Jesus on the cross was flanked by thieves. One darkened heart chose to curse him and lost his soul to God as well as his body to Caesar. The other asked forgiveness and acknowledged the justice of his sentence while recognizing the innocence of Jesus. His reward was Heaven. Jesus did not say, your body is also forgiven; climb down from your cross and walk through the crowd to your freedom. Jesus addressed and freed the soul, not the just sentence of Caesar.
For me, the actual 'popping point' was when His Eminence gave reverence to the corrupt retiring governor of Illinois without even mentioning his corruption. Governor Ryan commuted the sentence of more than a hundred murderers, rapists and cruel torturers of women Ñ even murders of the pre-born, savagely attacked and extracted from the womb and butchered with the mother.
Ryan acted hastily, on a highly problematic 'student study,' without examination and discussion of the implications and authenticity of that work, nor for the actual guilt of the murderers and rapists, nor consultation with and sensitivity for the 'rights' of the victims, families, and loved ones.
This was not the act of a brave governor acting on conscience, as the archbishop seemed to suggest. Neither were the sentenced 'innocent,' though some may have been convicted on procedurally flawed or pressured confessions. Actual guilt was not in question. Commutation was the act of a moral coward seeking to cover his own offenses and moral failures with a spectacular smokescreen of sympathy. He 'changed the channel' on his own legacy. Some heroism. Some perception by the Cardinal. The deeply feeling but seldom deeply thinking protestors of capitol punishment may applaud this venal and cynical abuse of power and travesty of Justice. But Caesar does not. Victims do not. Perhaps even God does not.
Not all sentences of death are 'just'. Is this surprising? I have visited many countries where a sentence of 'life' is far more morally egregious than death, and where death is both extraordinarily cruel and unusual. Yet, there are certainly cases where death is not only justifiable, but anything less than death would be non-proportional and inappropriate. Humans and Caesar can get it wrong; they can also get it right.
The principle of respect for Innocent life is pure. If kept pure it will help save innocent life and persuade against the moral atrocity that is abortion. When that principle is extended to carry the guilty as well as the innocent, it is misapplied. The damage to the greater cause in misapplication is illustrated by the reaction of several parishioners at St. Patrick's: initial solidarity and community for the right to life and birth while the good Cardinal was inflating his argument; and damage to that community when the argument is unreasonably and illogically extended to include those guilty of heinous crime.
The movement for life should protect itself from the movement against capital punishment.
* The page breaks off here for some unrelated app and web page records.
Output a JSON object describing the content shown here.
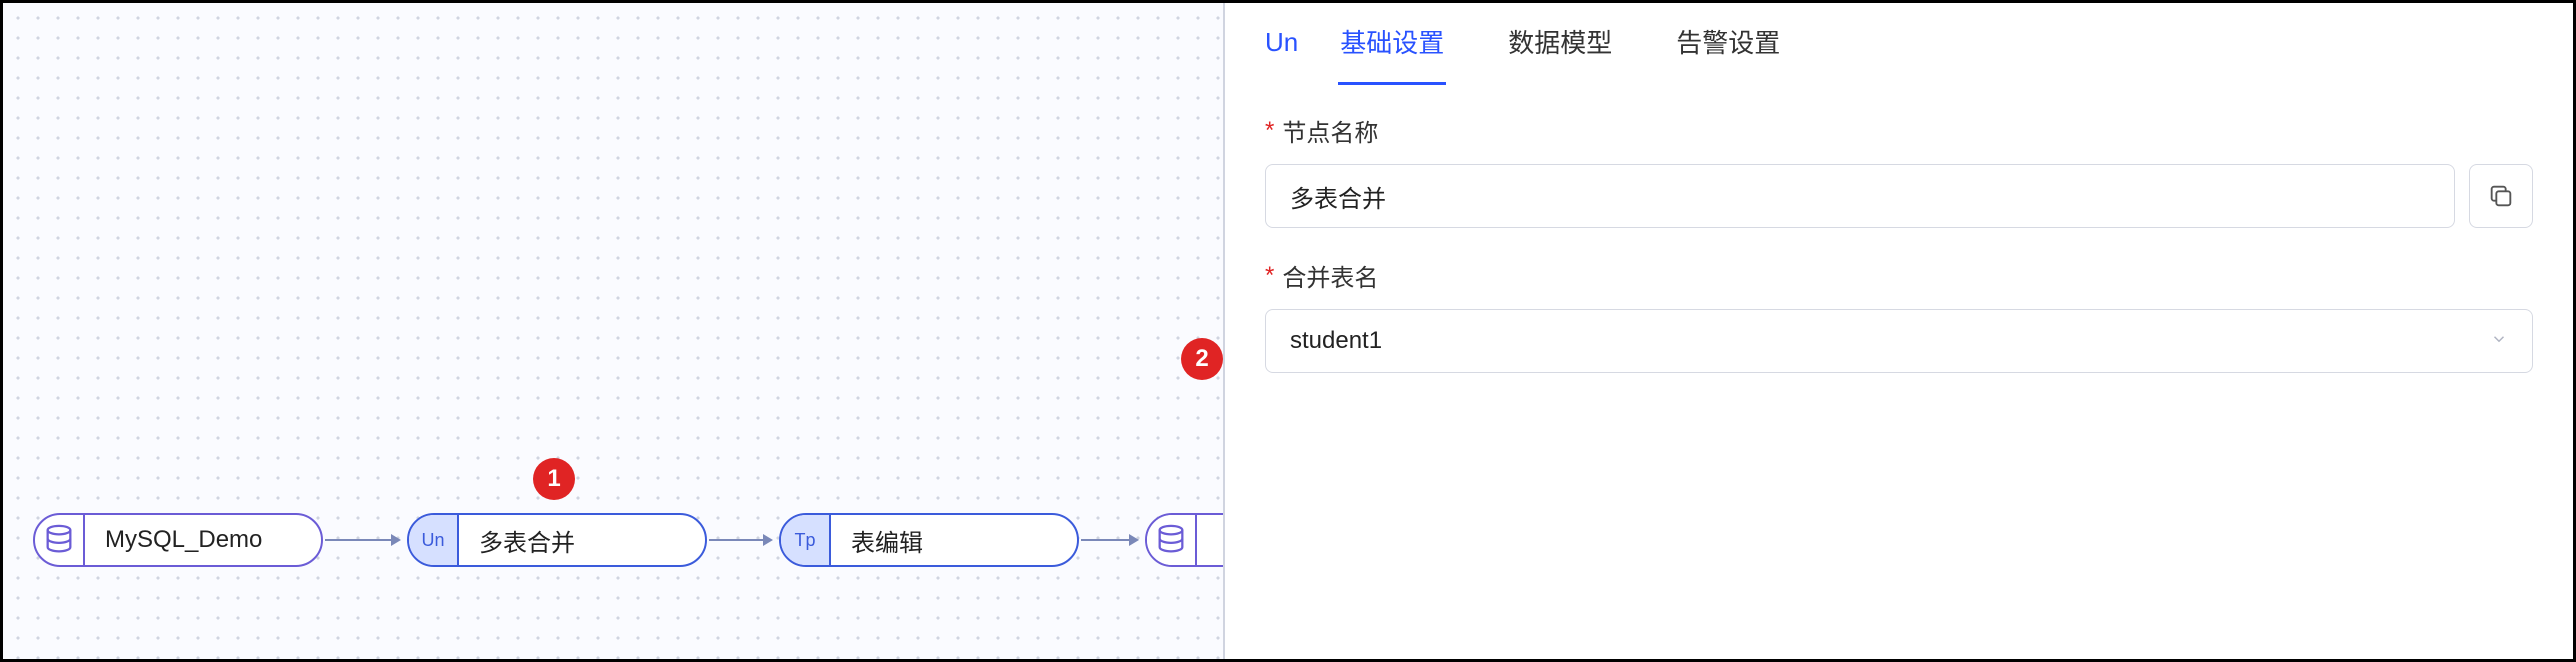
{
  "canvas": {
    "nodes": {
      "source": {
        "label": "MySQL_Demo",
        "icon": "database-icon"
      },
      "merge": {
        "label": "多表合并",
        "tag": "Un"
      },
      "edit": {
        "label": "表编辑",
        "tag": "Tp"
      },
      "target": {
        "label": "",
        "icon": "database-icon"
      }
    },
    "badges": {
      "b1": "1",
      "b2": "2"
    }
  },
  "panel": {
    "tabs": {
      "prefix": "Un",
      "items": [
        {
          "label": "基础设置",
          "active": true
        },
        {
          "label": "数据模型",
          "active": false
        },
        {
          "label": "告警设置",
          "active": false
        }
      ]
    },
    "form": {
      "nodeName": {
        "label": "节点名称",
        "value": "多表合并"
      },
      "mergeTable": {
        "label": "合并表名",
        "value": "student1"
      }
    }
  },
  "colors": {
    "accent": "#2952ff",
    "danger": "#e02424",
    "nodeBlue": "#3b5bdb",
    "nodePurple": "#6b5cd6"
  }
}
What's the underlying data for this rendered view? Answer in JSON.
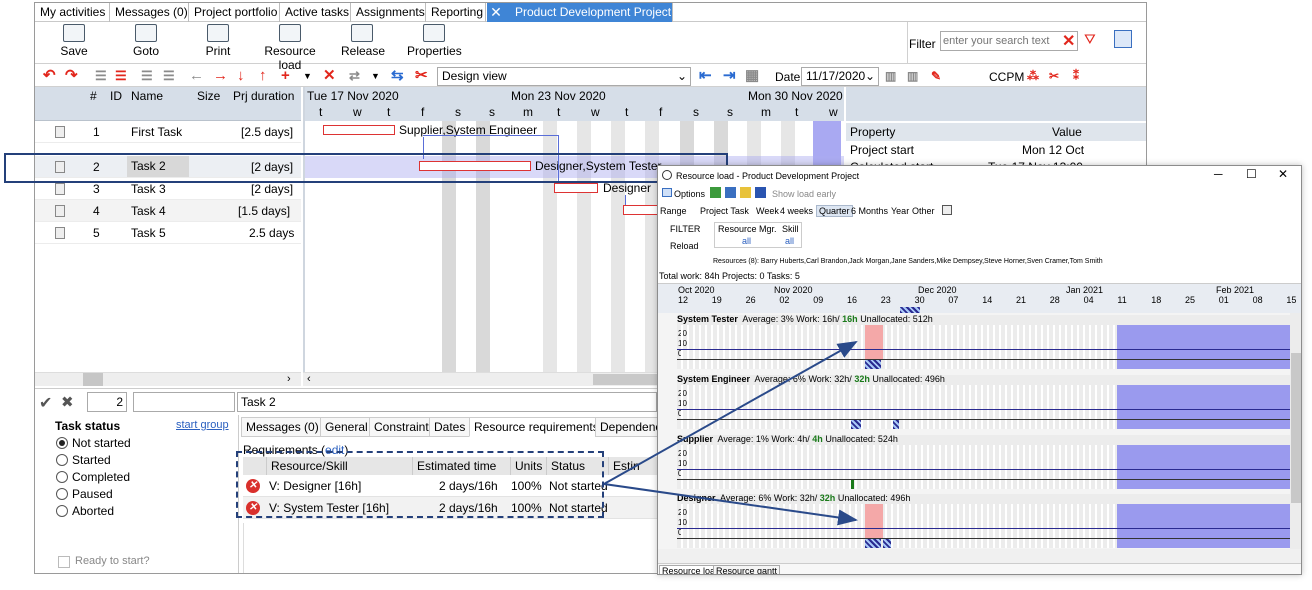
{
  "tabs": [
    "My activities",
    "Messages (0)",
    "Project portfolio",
    "Active tasks",
    "Assignments",
    "Reporting"
  ],
  "active_tab": "Product Development Project",
  "close_glyph": "✕",
  "ribbon": {
    "save": "Save",
    "goto": "Goto",
    "print": "Print",
    "resource_load": "Resource load",
    "release": "Release",
    "properties": "Properties"
  },
  "filter": {
    "label": "Filter",
    "placeholder": "enter your search text"
  },
  "toolbar": {
    "view": "Design view",
    "date_label": "Date",
    "date": "11/17/2020",
    "ccpm": "CCPM"
  },
  "grid": {
    "headers": {
      "num": "#",
      "id": "ID",
      "name": "Name",
      "size": "Size",
      "duration": "Prj duration"
    },
    "rows": [
      {
        "num": "1",
        "name": "First Task",
        "duration": "[2.5 days]"
      },
      {
        "num": "2",
        "name": "Task 2",
        "duration": "[2 days]"
      },
      {
        "num": "3",
        "name": "Task 3",
        "duration": "[2 days]"
      },
      {
        "num": "4",
        "name": "Task 4",
        "duration": "[1.5 days]"
      },
      {
        "num": "5",
        "name": "Task 5",
        "duration": "2.5 days"
      }
    ]
  },
  "gantt": {
    "weeks": [
      "Tue 17 Nov 2020",
      "Mon 23 Nov 2020",
      "Mon 30 Nov 2020"
    ],
    "days": [
      "t",
      "w",
      "t",
      "f",
      "s",
      "s",
      "m",
      "t",
      "w",
      "t",
      "f",
      "s",
      "s",
      "m",
      "t",
      "w"
    ],
    "labels": [
      "Supplier,System Engineer",
      "Designer,System Tester",
      "Designer"
    ]
  },
  "properties": {
    "header": "Property",
    "value_header": "Value",
    "rows": [
      {
        "k": "Project start",
        "v": "Mon 12 Oct"
      },
      {
        "k": "Calculated start",
        "v": "Tue 17 Nov 13:00"
      }
    ]
  },
  "bottom": {
    "id_value": "2",
    "task_name": "Task 2",
    "status_title": "Task status",
    "start_group": "start group",
    "statuses": [
      "Not started",
      "Started",
      "Completed",
      "Paused",
      "Aborted"
    ],
    "ready": "Ready to start?",
    "subtabs": [
      "Messages (0)",
      "General",
      "Constraint",
      "Dates",
      "Resource requirements",
      "Dependenc"
    ],
    "requirements_label": "Requirements",
    "edit": "edit",
    "req_headers": [
      "Resource/Skill",
      "Estimated time",
      "Units",
      "Status",
      "Estin"
    ],
    "req_rows": [
      {
        "res": "V: Designer [16h]",
        "time": "2 days/16h",
        "units": "100%",
        "status": "Not started"
      },
      {
        "res": "V: System Tester [16h]",
        "time": "2 days/16h",
        "units": "100%",
        "status": "Not started"
      }
    ]
  },
  "resource_load": {
    "title": "Resource load - Product Development Project",
    "options": "Options",
    "show_load_early": "Show load early",
    "range_label": "Range",
    "project_task": "Project Task",
    "ranges": [
      "Week",
      "4 weeks",
      "Quarter",
      "6 Months",
      "Year",
      "Other"
    ],
    "filter": "FILTER",
    "reload": "Reload",
    "resource_mgr": "Resource Mgr.",
    "skill": "Skill",
    "all": "all",
    "resources": "Resources (8): Barry Huberts,Carl Brandon,Jack Morgan,Jane Sanders,Mike Dempsey,Steve Horner,Sven Cramer,Tom Smith",
    "total": "Total work: 84h  Projects: 0  Tasks: 5",
    "months": [
      "Oct 2020",
      "Nov 2020",
      "Dec 2020",
      "Jan 2021",
      "Feb 2021"
    ],
    "dates": [
      "12",
      "19",
      "26",
      "02",
      "09",
      "16",
      "23",
      "30",
      "07",
      "14",
      "21",
      "28",
      "04",
      "11",
      "18",
      "25",
      "01",
      "08",
      "15"
    ],
    "ticks": [
      "20",
      "10",
      "0"
    ],
    "sections": [
      {
        "name": "System Tester",
        "avg": "Average: 3%",
        "work": "Work: 16h/",
        "bold": "16h",
        "un": "Unallocated: 512h"
      },
      {
        "name": "System Engineer",
        "avg": "Average: 6%",
        "work": "Work: 32h/",
        "bold": "32h",
        "un": "Unallocated: 496h"
      },
      {
        "name": "Supplier",
        "avg": "Average: 1%",
        "work": "Work: 4h/",
        "bold": "4h",
        "un": "Unallocated: 524h"
      },
      {
        "name": "Designer",
        "avg": "Average: 6%",
        "work": "Work: 32h/",
        "bold": "32h",
        "un": "Unallocated: 496h"
      }
    ],
    "bottom_tabs": [
      "Resource load",
      "Resource gantt"
    ]
  }
}
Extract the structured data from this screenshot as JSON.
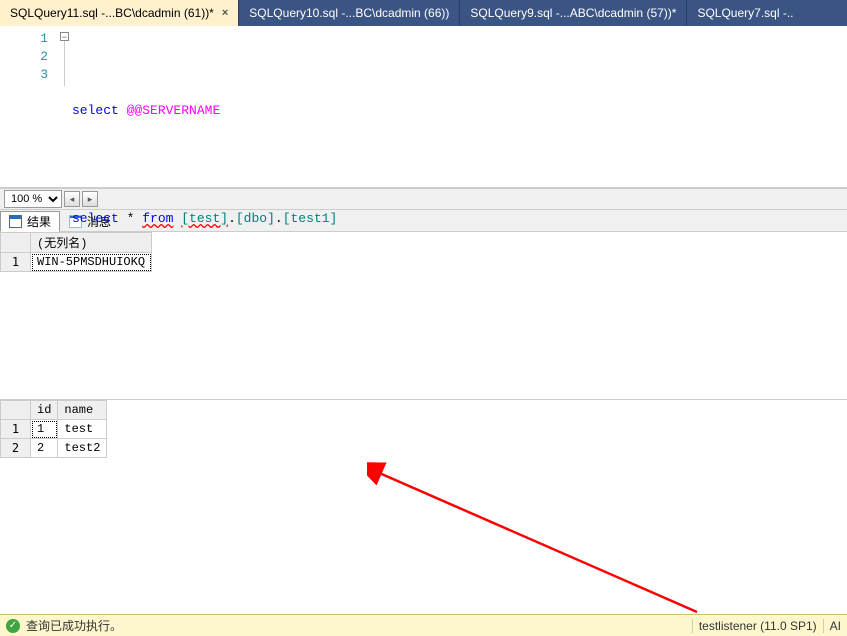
{
  "tabs": [
    {
      "label": "SQLQuery11.sql -...BC\\dcadmin (61))*",
      "active": true
    },
    {
      "label": "SQLQuery10.sql -...BC\\dcadmin (66))",
      "active": false
    },
    {
      "label": "SQLQuery9.sql -...ABC\\dcadmin (57))*",
      "active": false
    },
    {
      "label": "SQLQuery7.sql -..",
      "active": false
    }
  ],
  "close_glyph": "×",
  "fold_glyph": "−",
  "editor": {
    "lines": [
      "1",
      "2",
      "3"
    ],
    "code": {
      "l1_kw": "select",
      "l1_sys": "@@SERVERNAME",
      "l3_kw1": "select",
      "l3_star": " * ",
      "l3_kw2": "from",
      "l3_sp": " ",
      "l3_obj1": "[test]",
      "l3_dot1": ".",
      "l3_obj2": "[dbo]",
      "l3_dot2": ".",
      "l3_obj3": "[test1]"
    }
  },
  "zoom": {
    "value": "100 %"
  },
  "nav": {
    "prev": "◂",
    "next": "▸"
  },
  "results_tabs": {
    "results": "结果",
    "messages": "消息"
  },
  "grid1": {
    "header_col1": "(无列名)",
    "row1_num": "1",
    "row1_val": "WIN-5PMSDHUIOKQ"
  },
  "grid2": {
    "header_col1": "id",
    "header_col2": "name",
    "rows": [
      {
        "num": "1",
        "id": "1",
        "name": "test"
      },
      {
        "num": "2",
        "id": "2",
        "name": "test2"
      }
    ]
  },
  "status": {
    "message": "查询已成功执行。",
    "server": "testlistener (11.0 SP1)",
    "tail": "AI"
  }
}
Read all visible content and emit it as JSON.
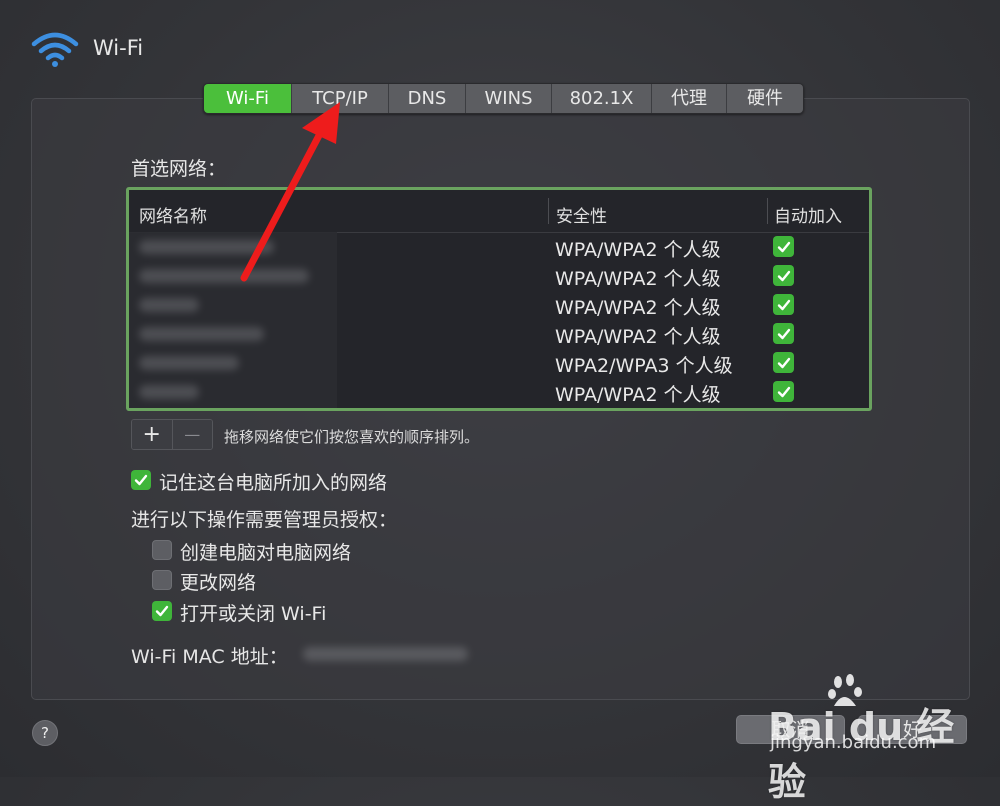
{
  "window": {
    "title": "Wi-Fi"
  },
  "tabs": [
    {
      "label": "Wi-Fi",
      "active": true
    },
    {
      "label": "TCP/IP",
      "active": false
    },
    {
      "label": "DNS",
      "active": false
    },
    {
      "label": "WINS",
      "active": false
    },
    {
      "label": "802.1X",
      "active": false
    },
    {
      "label": "代理",
      "active": false
    },
    {
      "label": "硬件",
      "active": false
    }
  ],
  "preferred_networks": {
    "label": "首选网络：",
    "columns": {
      "name": "网络名称",
      "security": "安全性",
      "auto_join": "自动加入"
    },
    "rows": [
      {
        "security": "WPA/WPA2 个人级",
        "auto_join": true
      },
      {
        "security": "WPA/WPA2 个人级",
        "auto_join": true
      },
      {
        "security": "WPA/WPA2 个人级",
        "auto_join": true
      },
      {
        "security": "WPA/WPA2 个人级",
        "auto_join": true
      },
      {
        "security": "WPA2/WPA3 个人级",
        "auto_join": true
      },
      {
        "security": "WPA/WPA2 个人级",
        "auto_join": true
      }
    ],
    "add_label": "+",
    "remove_label": "—",
    "drag_hint": "拖移网络使它们按您喜欢的顺序排列。"
  },
  "remember_networks": {
    "label": "记住这台电脑所加入的网络",
    "checked": true
  },
  "admin": {
    "label": "进行以下操作需要管理员授权：",
    "options": [
      {
        "label": "创建电脑对电脑网络",
        "checked": false
      },
      {
        "label": "更改网络",
        "checked": false
      },
      {
        "label": "打开或关闭 Wi-Fi",
        "checked": true
      }
    ]
  },
  "mac": {
    "label": "Wi-Fi MAC 地址："
  },
  "help": {
    "label": "?"
  },
  "buttons": {
    "cancel": "取消",
    "ok": "好"
  },
  "watermark": {
    "brand": "Bai du 经验",
    "url": "jingyan.baidu.com"
  },
  "colors": {
    "accent_green": "#4bbf3b",
    "annotation_arrow": "#ee1c1c",
    "table_border": "#6aa35f"
  }
}
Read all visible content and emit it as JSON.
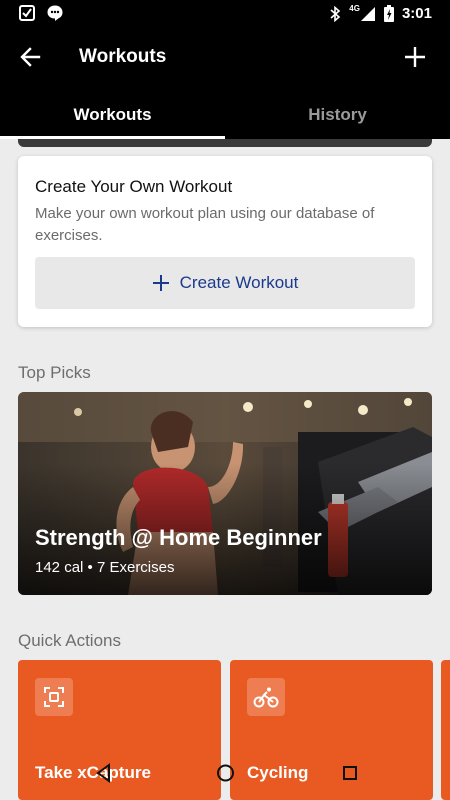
{
  "status_bar": {
    "time": "3:01",
    "network": "4G",
    "left_icons": [
      "checklist-icon",
      "message-icon"
    ],
    "right_icons": [
      "bluetooth-icon",
      "signal-icon",
      "battery-icon"
    ]
  },
  "app_bar": {
    "title": "Workouts",
    "icons": {
      "back": "arrow-left-icon",
      "add": "plus-icon"
    }
  },
  "tabs": [
    {
      "label": "Workouts",
      "active": true
    },
    {
      "label": "History",
      "active": false
    }
  ],
  "create_card": {
    "title": "Create Your Own Workout",
    "description": "Make your own workout plan using our database of exercises.",
    "button_label": "Create Workout"
  },
  "top_picks": {
    "heading": "Top Picks",
    "items": [
      {
        "title": "Strength @ Home Beginner",
        "meta": "142 cal • 7 Exercises"
      }
    ]
  },
  "quick_actions": {
    "heading": "Quick Actions",
    "items": [
      {
        "label": "Take xCapture",
        "icon": "scan-icon"
      },
      {
        "label": "Cycling",
        "icon": "cycling-icon"
      }
    ]
  },
  "colors": {
    "accent": "#e95a22",
    "link_blue": "#1b3a8c",
    "background": "#ececec"
  }
}
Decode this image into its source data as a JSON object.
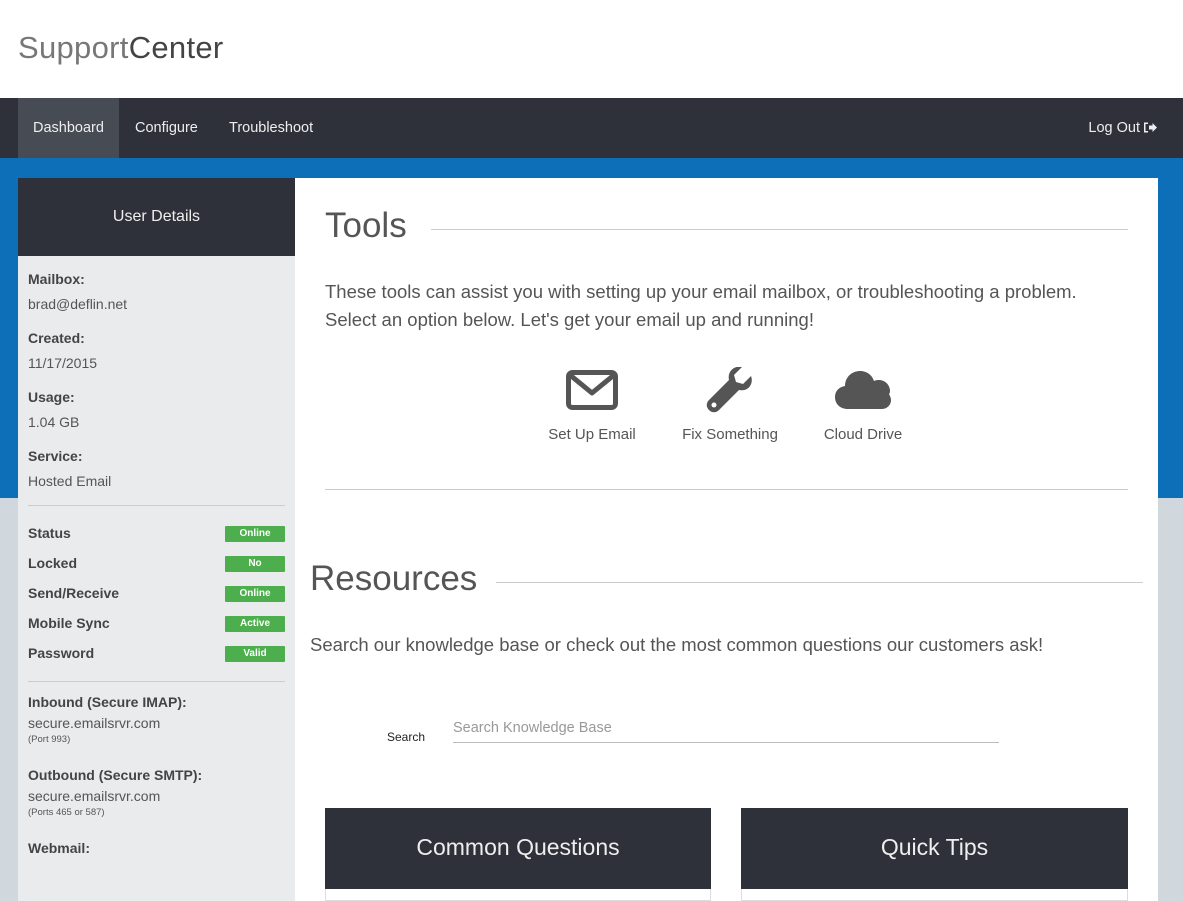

The two are only tangentially related and separated by more than important moral and practical differences. The force of argument for innocent life is diminished; the support for change is mitigated by misapplication. The Archbishop should know better; and he should not represent a factually flawed or morally imprecise case for either. To do so jeopardizes his credibility on both, and beyond.
Let the Cardinal render us unto God, as we render unto Caesar. Let both the Cardinal and Caesar acknowledge the sanctity and sacrosanctity of innocent life.
Frederick Peterson is a former Marine Corps Lieutenant Colonel, Military Editor for WorldTribune.com and a frequent commentator on Fox News Channel. He is a Senior Vice President at Xybernaut Corporation.